I think there's something special about Sweet Briar in the fact that we are fighting for liberal-arts small private colleges, and in this case, women's education, when it appears that the demographics are totally against us. And we could be fatalistic and say the trend lines are what they are, and there's no use fighting this. Let's use our resources to wind it down, as the prior board thought best.
But people deserve options. And as I alluded to earlier, the alumnae have been so energized by this activity that we not only are compelled to pay attention to that as a phenomenon really, but also to inquire why. And if something special happened in women's education at Sweet Briar, why would we not want to replicate it or permit it to occur for new generations of young women?
It's an option. It's an option. If we were fighting simply to keep another liberal-arts college, I think the question would be a lot more poignant. I think the one about women's education was in context of the fact there are very few left. And some people choose it, and we want it as an option.
What we'd like to do is to have people understand that women's education is not to try to keep women from having to compete with men or because they need to be protected from men. If you look at the women in our public high schools, for example, I'm sure your experience would've been like mine. The women beat our socks off.
And so I have to ask myself, if they compete so effectively until they're 18, why would they then become frightened of us? It's not that. But they go into a class here at Sweet Briar, and they are taught by Ph.D. scholar-teachers who've usually published in a class of, OK, they're very small — hard to even have economies of scale. But they're classes of seven to 15, and they can't hide the fact that they're unprepared. They are going to be engaged in scholarly, grown-up conversation.
I realize that's true of all liberal-arts colleges, but this one also has, as maybe other colleges do, what I would call a soul. When you start looking at the history of this college, how it was formed, the death of the teenage daughter who led the mother to want to start a school in her honor, and the tradition of the ghost, the house I'm living in, which I'm sure people are walking around in the middle of the night. I can hear them creaking floors and everything.
Historical house, people talking about the legends and the traditions, the stigma of having been slave property, having people here whose ancestors were slaves on this property still working here today — all that history coming together kind of forms the soul of Sweet Briar, I would call it.
If we are not to be Sweet Briar — that is, if we were to be coed, for example — then we are just another college and have to acknowledge that. There are lots of liberal-arts colleges. They're competing for students. They probably could absorb our small student body pretty quickly in just a few of them. But then we would lose this what I call the soul of Sweet Briar.
So we're not fighting to stay alive as just 3,200 acres or whatever number, even if we were smaller, and buildings and a place to work. We're really fighting for what we think of as that soul of Sweet Briar, which is women's education with its rich history and heritage. Imagine if we wanted to go coed. The name Sweet Briar probably won't cut it. We probably won't have colors of pink and green, and we probably won't be the Vixens.

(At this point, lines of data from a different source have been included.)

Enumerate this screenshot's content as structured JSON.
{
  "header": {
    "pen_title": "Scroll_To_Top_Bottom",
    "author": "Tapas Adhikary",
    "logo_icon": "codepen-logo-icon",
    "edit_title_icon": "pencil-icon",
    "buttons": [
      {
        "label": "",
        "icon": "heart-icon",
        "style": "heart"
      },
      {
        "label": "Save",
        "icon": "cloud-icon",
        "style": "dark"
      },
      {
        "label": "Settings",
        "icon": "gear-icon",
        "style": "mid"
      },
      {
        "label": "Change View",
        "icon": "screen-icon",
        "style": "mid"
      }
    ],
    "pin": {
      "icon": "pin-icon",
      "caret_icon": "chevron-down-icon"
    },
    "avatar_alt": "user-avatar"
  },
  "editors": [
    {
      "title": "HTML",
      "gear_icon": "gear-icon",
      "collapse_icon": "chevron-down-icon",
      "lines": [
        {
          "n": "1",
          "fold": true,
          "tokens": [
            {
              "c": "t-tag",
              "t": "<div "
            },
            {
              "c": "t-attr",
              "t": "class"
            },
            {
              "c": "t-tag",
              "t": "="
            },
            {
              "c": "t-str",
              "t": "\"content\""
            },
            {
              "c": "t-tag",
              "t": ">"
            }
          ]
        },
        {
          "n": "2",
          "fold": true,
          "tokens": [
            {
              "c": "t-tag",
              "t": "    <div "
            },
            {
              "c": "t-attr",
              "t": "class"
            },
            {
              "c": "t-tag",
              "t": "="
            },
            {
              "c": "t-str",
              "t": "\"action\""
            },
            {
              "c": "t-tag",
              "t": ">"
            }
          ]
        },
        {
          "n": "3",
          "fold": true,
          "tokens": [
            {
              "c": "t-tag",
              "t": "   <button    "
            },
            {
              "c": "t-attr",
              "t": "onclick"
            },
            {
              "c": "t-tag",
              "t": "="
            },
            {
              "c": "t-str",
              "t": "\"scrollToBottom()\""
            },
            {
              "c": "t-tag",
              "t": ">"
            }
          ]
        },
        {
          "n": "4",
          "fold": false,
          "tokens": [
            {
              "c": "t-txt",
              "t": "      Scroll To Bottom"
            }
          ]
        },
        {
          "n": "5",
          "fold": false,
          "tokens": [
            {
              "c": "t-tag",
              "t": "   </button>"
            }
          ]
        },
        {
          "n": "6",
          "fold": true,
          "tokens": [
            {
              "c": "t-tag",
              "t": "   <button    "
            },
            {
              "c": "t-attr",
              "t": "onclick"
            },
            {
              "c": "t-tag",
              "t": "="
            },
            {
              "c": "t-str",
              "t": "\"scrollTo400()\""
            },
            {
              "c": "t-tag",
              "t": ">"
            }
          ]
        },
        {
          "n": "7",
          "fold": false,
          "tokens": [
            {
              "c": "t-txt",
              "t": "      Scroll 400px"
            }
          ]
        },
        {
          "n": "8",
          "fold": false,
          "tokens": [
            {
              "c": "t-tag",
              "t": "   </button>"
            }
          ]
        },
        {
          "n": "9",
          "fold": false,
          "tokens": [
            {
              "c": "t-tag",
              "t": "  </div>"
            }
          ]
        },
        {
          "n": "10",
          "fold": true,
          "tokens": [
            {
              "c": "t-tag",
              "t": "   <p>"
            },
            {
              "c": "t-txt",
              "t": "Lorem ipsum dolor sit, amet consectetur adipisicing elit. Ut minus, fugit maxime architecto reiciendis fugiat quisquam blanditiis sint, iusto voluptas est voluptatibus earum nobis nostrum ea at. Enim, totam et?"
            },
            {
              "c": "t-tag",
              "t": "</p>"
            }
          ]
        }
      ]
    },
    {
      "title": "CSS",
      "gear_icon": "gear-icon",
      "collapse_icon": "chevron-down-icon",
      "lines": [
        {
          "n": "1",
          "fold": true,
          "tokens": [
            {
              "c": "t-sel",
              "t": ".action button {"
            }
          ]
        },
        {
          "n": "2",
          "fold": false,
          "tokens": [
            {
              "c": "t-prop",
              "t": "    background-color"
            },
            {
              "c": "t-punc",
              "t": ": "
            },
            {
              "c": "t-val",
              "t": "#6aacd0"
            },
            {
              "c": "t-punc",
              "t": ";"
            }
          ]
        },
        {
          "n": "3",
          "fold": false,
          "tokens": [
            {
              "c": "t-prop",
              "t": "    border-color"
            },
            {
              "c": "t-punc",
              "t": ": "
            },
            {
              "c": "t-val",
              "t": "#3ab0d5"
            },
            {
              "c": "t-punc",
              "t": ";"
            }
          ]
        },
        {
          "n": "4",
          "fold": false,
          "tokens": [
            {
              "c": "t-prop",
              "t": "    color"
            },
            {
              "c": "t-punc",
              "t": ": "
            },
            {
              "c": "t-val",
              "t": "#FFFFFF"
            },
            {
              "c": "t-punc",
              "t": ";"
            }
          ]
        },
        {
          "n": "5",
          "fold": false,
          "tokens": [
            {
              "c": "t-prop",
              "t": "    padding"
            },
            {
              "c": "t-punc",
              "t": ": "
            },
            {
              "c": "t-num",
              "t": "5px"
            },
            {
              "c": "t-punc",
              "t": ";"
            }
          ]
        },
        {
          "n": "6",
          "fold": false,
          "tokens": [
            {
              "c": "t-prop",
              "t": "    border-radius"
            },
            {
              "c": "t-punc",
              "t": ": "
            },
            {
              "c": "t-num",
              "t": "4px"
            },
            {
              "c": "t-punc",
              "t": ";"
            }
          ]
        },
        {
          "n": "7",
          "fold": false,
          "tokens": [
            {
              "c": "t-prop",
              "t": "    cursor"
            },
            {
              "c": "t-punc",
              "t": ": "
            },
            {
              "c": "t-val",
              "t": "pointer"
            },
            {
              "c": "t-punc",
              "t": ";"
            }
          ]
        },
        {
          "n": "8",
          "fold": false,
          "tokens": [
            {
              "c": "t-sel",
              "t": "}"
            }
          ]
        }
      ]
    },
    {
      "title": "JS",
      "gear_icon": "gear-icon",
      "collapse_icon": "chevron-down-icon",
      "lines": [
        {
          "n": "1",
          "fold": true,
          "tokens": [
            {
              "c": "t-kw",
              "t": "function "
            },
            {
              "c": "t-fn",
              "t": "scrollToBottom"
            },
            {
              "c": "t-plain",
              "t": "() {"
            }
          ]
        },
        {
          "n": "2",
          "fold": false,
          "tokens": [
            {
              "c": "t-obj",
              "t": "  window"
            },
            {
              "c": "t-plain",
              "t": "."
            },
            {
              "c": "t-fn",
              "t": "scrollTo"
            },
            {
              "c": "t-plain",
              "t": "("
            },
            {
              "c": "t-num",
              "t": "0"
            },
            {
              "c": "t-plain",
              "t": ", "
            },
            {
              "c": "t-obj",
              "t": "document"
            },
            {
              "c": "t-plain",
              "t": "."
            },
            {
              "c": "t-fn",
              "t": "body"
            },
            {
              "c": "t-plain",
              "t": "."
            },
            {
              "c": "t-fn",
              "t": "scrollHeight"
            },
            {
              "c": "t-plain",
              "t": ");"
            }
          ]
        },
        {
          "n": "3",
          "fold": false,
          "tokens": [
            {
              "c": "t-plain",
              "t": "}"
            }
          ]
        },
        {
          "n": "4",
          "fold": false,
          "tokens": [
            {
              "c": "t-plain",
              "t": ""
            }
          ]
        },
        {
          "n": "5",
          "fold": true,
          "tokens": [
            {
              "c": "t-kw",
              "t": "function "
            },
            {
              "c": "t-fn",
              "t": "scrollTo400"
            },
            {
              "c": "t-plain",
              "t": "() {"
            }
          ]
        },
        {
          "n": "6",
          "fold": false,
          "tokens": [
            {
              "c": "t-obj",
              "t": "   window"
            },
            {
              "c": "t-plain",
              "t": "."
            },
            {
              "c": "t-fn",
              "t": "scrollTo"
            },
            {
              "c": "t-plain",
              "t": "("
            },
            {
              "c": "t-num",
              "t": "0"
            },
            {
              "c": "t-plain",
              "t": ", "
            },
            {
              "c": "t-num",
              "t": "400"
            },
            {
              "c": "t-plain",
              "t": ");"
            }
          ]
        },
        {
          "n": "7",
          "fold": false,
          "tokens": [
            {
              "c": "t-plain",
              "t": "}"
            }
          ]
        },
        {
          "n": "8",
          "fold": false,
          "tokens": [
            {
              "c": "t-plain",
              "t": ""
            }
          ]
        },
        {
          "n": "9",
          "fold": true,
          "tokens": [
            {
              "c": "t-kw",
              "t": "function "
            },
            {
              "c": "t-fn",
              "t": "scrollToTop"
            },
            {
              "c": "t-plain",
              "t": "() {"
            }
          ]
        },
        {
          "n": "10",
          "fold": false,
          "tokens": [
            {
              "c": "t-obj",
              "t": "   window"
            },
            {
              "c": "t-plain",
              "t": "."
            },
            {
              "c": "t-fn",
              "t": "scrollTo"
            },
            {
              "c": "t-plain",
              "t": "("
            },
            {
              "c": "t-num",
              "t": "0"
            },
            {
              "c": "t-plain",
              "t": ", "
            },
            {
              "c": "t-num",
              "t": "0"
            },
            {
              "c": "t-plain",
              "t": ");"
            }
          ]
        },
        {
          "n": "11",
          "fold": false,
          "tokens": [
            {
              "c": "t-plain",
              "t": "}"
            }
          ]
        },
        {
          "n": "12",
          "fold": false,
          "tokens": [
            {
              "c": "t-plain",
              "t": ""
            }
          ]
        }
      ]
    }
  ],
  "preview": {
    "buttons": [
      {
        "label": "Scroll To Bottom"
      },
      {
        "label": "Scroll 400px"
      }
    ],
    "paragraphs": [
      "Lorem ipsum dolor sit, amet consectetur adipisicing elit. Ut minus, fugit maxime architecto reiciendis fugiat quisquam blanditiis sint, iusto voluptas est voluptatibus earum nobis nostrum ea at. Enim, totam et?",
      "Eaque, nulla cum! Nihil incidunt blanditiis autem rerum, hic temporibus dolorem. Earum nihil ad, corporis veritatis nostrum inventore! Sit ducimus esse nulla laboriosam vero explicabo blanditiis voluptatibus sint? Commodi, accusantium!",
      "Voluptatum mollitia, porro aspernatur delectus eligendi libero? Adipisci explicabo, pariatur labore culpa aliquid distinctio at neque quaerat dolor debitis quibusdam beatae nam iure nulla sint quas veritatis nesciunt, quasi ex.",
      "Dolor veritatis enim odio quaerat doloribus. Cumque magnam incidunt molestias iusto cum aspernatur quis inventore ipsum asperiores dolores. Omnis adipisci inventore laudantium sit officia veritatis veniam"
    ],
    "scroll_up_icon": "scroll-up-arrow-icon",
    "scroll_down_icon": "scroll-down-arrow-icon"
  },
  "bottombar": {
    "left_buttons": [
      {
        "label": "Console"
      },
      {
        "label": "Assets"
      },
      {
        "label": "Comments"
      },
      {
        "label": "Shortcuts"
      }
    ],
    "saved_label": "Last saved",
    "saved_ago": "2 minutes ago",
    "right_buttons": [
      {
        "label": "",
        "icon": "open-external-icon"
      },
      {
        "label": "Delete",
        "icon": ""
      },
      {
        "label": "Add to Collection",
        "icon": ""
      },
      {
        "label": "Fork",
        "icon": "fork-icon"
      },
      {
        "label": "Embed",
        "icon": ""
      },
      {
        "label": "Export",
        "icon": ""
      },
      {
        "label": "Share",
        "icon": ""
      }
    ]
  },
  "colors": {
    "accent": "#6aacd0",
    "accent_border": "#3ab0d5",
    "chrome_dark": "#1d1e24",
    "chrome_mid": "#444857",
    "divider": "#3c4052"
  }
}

So we don't just change a few things, we change the very nature of who we are. And so as we look at that we say, No, it's worth the fight to hold on to that soul. It's worth the fight to hold on to that integrity of who we are. And if that doesn't work, we'll take the risk that we don't survive at all.
But it's kind of an all or nothing for us. We want to preserve Sweet Briar as we know it, not with the same characteristics but with that soul or that core that we call Sweet Briar.